* Aim of the exercise
Could the data below be printed out exactly, with the pictures left out?

* Material provided
_ _ _ _
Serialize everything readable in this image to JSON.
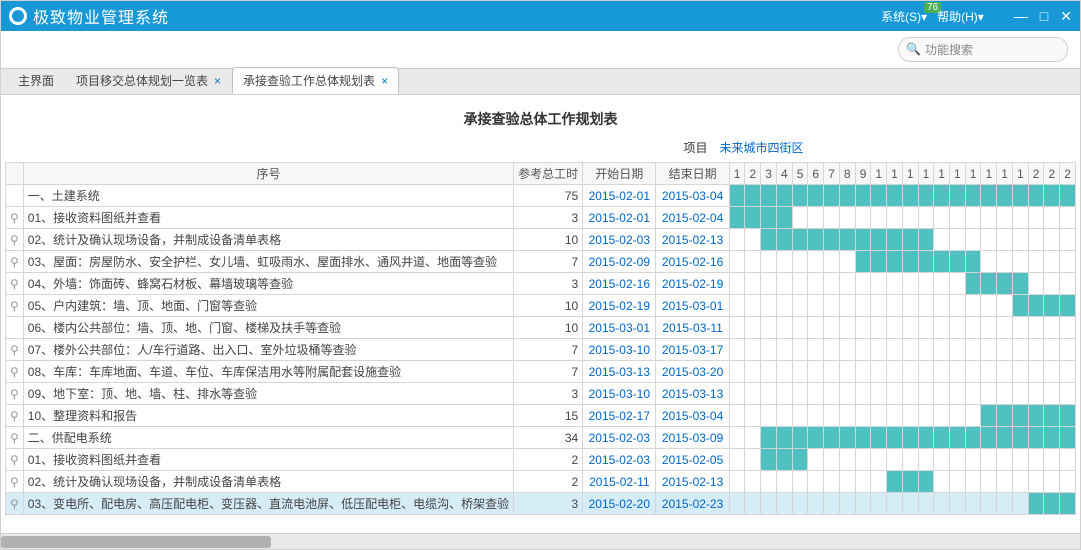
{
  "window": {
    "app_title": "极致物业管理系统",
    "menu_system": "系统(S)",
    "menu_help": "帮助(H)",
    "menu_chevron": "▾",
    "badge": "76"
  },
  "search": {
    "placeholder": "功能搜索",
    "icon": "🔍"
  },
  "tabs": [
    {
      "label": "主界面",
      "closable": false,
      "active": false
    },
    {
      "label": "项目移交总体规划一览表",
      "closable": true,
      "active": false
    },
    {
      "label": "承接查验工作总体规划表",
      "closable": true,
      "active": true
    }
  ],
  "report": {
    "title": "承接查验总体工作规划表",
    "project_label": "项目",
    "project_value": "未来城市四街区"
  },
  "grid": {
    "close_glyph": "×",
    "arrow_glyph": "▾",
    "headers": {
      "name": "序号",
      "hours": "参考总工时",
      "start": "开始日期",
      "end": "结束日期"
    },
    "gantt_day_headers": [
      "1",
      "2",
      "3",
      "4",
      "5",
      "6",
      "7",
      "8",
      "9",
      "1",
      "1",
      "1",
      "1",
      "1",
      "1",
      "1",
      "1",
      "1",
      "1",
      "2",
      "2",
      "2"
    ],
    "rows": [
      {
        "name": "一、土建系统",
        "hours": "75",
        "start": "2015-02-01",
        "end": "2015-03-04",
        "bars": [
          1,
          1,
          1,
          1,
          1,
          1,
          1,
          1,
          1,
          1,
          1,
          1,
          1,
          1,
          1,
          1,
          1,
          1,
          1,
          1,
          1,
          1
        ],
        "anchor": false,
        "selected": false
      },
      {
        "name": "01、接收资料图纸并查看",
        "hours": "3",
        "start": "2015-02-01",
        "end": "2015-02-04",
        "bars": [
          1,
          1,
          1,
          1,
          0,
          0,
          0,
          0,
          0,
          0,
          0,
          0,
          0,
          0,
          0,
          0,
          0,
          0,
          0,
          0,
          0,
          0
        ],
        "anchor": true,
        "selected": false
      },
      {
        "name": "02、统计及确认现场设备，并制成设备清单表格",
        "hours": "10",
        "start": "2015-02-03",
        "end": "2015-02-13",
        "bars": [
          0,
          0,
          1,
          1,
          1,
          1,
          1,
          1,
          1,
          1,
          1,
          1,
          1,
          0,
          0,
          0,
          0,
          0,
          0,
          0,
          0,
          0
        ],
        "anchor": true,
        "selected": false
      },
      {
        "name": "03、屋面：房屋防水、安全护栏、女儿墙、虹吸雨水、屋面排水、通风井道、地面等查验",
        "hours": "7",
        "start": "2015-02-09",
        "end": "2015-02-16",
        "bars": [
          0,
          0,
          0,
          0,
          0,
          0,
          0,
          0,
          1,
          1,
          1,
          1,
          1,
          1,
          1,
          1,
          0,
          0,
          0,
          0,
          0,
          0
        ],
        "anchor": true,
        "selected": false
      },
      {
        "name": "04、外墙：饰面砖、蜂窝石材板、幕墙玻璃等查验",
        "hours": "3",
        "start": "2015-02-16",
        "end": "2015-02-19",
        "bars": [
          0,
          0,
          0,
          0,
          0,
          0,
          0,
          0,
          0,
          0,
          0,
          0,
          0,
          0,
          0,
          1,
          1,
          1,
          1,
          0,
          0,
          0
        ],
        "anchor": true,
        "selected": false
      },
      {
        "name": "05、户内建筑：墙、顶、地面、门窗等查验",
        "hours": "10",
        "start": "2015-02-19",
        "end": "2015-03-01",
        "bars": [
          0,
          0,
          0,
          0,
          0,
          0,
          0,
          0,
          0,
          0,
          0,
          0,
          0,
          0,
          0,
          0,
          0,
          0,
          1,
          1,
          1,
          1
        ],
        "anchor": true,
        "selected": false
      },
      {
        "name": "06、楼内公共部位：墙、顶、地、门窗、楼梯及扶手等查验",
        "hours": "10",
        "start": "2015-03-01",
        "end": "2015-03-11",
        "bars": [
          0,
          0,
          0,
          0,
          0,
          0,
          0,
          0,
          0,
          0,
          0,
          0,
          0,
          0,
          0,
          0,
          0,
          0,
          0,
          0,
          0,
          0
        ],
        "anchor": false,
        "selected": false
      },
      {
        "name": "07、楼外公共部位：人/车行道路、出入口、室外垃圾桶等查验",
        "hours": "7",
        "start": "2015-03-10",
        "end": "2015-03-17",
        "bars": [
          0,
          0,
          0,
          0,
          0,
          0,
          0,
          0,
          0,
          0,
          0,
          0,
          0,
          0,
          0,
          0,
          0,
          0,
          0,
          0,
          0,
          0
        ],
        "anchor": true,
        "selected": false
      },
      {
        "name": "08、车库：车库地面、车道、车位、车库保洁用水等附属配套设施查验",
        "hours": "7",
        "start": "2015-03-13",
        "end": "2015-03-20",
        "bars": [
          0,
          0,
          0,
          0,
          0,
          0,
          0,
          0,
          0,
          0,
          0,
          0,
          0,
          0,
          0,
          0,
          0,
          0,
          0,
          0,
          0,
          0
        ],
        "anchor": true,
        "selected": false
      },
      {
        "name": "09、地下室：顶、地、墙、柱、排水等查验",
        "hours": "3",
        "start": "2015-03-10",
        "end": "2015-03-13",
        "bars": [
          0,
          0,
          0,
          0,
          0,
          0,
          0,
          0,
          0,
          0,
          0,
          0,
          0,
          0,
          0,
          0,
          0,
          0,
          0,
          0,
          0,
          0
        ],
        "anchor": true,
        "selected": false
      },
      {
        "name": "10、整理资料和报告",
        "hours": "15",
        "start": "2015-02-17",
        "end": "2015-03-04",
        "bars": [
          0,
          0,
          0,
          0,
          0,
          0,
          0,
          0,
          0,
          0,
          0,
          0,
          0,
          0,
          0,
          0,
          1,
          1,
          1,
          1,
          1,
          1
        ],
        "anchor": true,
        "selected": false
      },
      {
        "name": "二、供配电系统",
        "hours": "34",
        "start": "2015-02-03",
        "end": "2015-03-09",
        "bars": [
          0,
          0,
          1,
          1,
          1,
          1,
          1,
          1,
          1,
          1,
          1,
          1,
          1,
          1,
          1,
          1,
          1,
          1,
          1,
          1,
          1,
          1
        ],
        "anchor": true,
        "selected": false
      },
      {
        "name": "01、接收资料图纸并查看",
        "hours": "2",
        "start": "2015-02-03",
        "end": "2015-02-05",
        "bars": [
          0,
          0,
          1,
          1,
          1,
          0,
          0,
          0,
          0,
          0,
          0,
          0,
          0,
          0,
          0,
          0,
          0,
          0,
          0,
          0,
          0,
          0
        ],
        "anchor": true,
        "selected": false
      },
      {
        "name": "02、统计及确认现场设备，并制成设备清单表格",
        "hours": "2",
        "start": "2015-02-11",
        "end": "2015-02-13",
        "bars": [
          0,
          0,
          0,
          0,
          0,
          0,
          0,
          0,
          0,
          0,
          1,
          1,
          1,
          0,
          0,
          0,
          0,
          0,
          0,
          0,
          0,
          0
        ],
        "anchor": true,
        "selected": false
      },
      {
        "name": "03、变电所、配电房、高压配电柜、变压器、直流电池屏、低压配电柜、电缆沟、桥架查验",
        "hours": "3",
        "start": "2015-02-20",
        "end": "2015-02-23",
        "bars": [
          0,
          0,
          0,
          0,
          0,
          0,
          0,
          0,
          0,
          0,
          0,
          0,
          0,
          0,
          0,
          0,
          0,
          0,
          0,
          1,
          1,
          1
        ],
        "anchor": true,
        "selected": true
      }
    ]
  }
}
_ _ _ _
* Solution to the exercise
Serialize everything readable in this image to JSON.
{
  "window": {
    "app_title": "极致物业管理系统",
    "menu_system": "系统(S)",
    "menu_help": "帮助(H)",
    "menu_chevron": "▾",
    "badge": "76"
  },
  "search": {
    "placeholder": "功能搜索",
    "icon": "🔍"
  },
  "tabs": [
    {
      "label": "主界面",
      "closable": false,
      "active": false
    },
    {
      "label": "项目移交总体规划一览表",
      "closable": true,
      "active": false
    },
    {
      "label": "承接查验工作总体规划表",
      "closable": true,
      "active": true
    }
  ],
  "report": {
    "title": "承接查验总体工作规划表",
    "project_label": "项目",
    "project_value": "未来城市四街区"
  },
  "grid": {
    "close_glyph": "×",
    "arrow_glyph": "▾",
    "headers": {
      "name": "序号",
      "hours": "参考总工时",
      "start": "开始日期",
      "end": "结束日期"
    },
    "gantt_day_headers": [
      "1",
      "2",
      "3",
      "4",
      "5",
      "6",
      "7",
      "8",
      "9",
      "1",
      "1",
      "1",
      "1",
      "1",
      "1",
      "1",
      "1",
      "1",
      "1",
      "2",
      "2",
      "2"
    ],
    "rows": [
      {
        "name": "一、土建系统",
        "hours": "75",
        "start": "2015-02-01",
        "end": "2015-03-04",
        "bars": [
          1,
          1,
          1,
          1,
          1,
          1,
          1,
          1,
          1,
          1,
          1,
          1,
          1,
          1,
          1,
          1,
          1,
          1,
          1,
          1,
          1,
          1
        ],
        "anchor": false,
        "selected": false
      },
      {
        "name": "01、接收资料图纸并查看",
        "hours": "3",
        "start": "2015-02-01",
        "end": "2015-02-04",
        "bars": [
          1,
          1,
          1,
          1,
          0,
          0,
          0,
          0,
          0,
          0,
          0,
          0,
          0,
          0,
          0,
          0,
          0,
          0,
          0,
          0,
          0,
          0
        ],
        "anchor": true,
        "selected": false
      },
      {
        "name": "02、统计及确认现场设备，并制成设备清单表格",
        "hours": "10",
        "start": "2015-02-03",
        "end": "2015-02-13",
        "bars": [
          0,
          0,
          1,
          1,
          1,
          1,
          1,
          1,
          1,
          1,
          1,
          1,
          1,
          0,
          0,
          0,
          0,
          0,
          0,
          0,
          0,
          0
        ],
        "anchor": true,
        "selected": false
      },
      {
        "name": "03、屋面：房屋防水、安全护栏、女儿墙、虹吸雨水、屋面排水、通风井道、地面等查验",
        "hours": "7",
        "start": "2015-02-09",
        "end": "2015-02-16",
        "bars": [
          0,
          0,
          0,
          0,
          0,
          0,
          0,
          0,
          1,
          1,
          1,
          1,
          1,
          1,
          1,
          1,
          0,
          0,
          0,
          0,
          0,
          0
        ],
        "anchor": true,
        "selected": false
      },
      {
        "name": "04、外墙：饰面砖、蜂窝石材板、幕墙玻璃等查验",
        "hours": "3",
        "start": "2015-02-16",
        "end": "2015-02-19",
        "bars": [
          0,
          0,
          0,
          0,
          0,
          0,
          0,
          0,
          0,
          0,
          0,
          0,
          0,
          0,
          0,
          1,
          1,
          1,
          1,
          0,
          0,
          0
        ],
        "anchor": true,
        "selected": false
      },
      {
        "name": "05、户内建筑：墙、顶、地面、门窗等查验",
        "hours": "10",
        "start": "2015-02-19",
        "end": "2015-03-01",
        "bars": [
          0,
          0,
          0,
          0,
          0,
          0,
          0,
          0,
          0,
          0,
          0,
          0,
          0,
          0,
          0,
          0,
          0,
          0,
          1,
          1,
          1,
          1
        ],
        "anchor": true,
        "selected": false
      },
      {
        "name": "06、楼内公共部位：墙、顶、地、门窗、楼梯及扶手等查验",
        "hours": "10",
        "start": "2015-03-01",
        "end": "2015-03-11",
        "bars": [
          0,
          0,
          0,
          0,
          0,
          0,
          0,
          0,
          0,
          0,
          0,
          0,
          0,
          0,
          0,
          0,
          0,
          0,
          0,
          0,
          0,
          0
        ],
        "anchor": false,
        "selected": false
      },
      {
        "name": "07、楼外公共部位：人/车行道路、出入口、室外垃圾桶等查验",
        "hours": "7",
        "start": "2015-03-10",
        "end": "2015-03-17",
        "bars": [
          0,
          0,
          0,
          0,
          0,
          0,
          0,
          0,
          0,
          0,
          0,
          0,
          0,
          0,
          0,
          0,
          0,
          0,
          0,
          0,
          0,
          0
        ],
        "anchor": true,
        "selected": false
      },
      {
        "name": "08、车库：车库地面、车道、车位、车库保洁用水等附属配套设施查验",
        "hours": "7",
        "start": "2015-03-13",
        "end": "2015-03-20",
        "bars": [
          0,
          0,
          0,
          0,
          0,
          0,
          0,
          0,
          0,
          0,
          0,
          0,
          0,
          0,
          0,
          0,
          0,
          0,
          0,
          0,
          0,
          0
        ],
        "anchor": true,
        "selected": false
      },
      {
        "name": "09、地下室：顶、地、墙、柱、排水等查验",
        "hours": "3",
        "start": "2015-03-10",
        "end": "2015-03-13",
        "bars": [
          0,
          0,
          0,
          0,
          0,
          0,
          0,
          0,
          0,
          0,
          0,
          0,
          0,
          0,
          0,
          0,
          0,
          0,
          0,
          0,
          0,
          0
        ],
        "anchor": true,
        "selected": false
      },
      {
        "name": "10、整理资料和报告",
        "hours": "15",
        "start": "2015-02-17",
        "end": "2015-03-04",
        "bars": [
          0,
          0,
          0,
          0,
          0,
          0,
          0,
          0,
          0,
          0,
          0,
          0,
          0,
          0,
          0,
          0,
          1,
          1,
          1,
          1,
          1,
          1
        ],
        "anchor": true,
        "selected": false
      },
      {
        "name": "二、供配电系统",
        "hours": "34",
        "start": "2015-02-03",
        "end": "2015-03-09",
        "bars": [
          0,
          0,
          1,
          1,
          1,
          1,
          1,
          1,
          1,
          1,
          1,
          1,
          1,
          1,
          1,
          1,
          1,
          1,
          1,
          1,
          1,
          1
        ],
        "anchor": true,
        "selected": false
      },
      {
        "name": "01、接收资料图纸并查看",
        "hours": "2",
        "start": "2015-02-03",
        "end": "2015-02-05",
        "bars": [
          0,
          0,
          1,
          1,
          1,
          0,
          0,
          0,
          0,
          0,
          0,
          0,
          0,
          0,
          0,
          0,
          0,
          0,
          0,
          0,
          0,
          0
        ],
        "anchor": true,
        "selected": false
      },
      {
        "name": "02、统计及确认现场设备，并制成设备清单表格",
        "hours": "2",
        "start": "2015-02-11",
        "end": "2015-02-13",
        "bars": [
          0,
          0,
          0,
          0,
          0,
          0,
          0,
          0,
          0,
          0,
          1,
          1,
          1,
          0,
          0,
          0,
          0,
          0,
          0,
          0,
          0,
          0
        ],
        "anchor": true,
        "selected": false
      },
      {
        "name": "03、变电所、配电房、高压配电柜、变压器、直流电池屏、低压配电柜、电缆沟、桥架查验",
        "hours": "3",
        "start": "2015-02-20",
        "end": "2015-02-23",
        "bars": [
          0,
          0,
          0,
          0,
          0,
          0,
          0,
          0,
          0,
          0,
          0,
          0,
          0,
          0,
          0,
          0,
          0,
          0,
          0,
          1,
          1,
          1
        ],
        "anchor": true,
        "selected": true
      }
    ]
  }
}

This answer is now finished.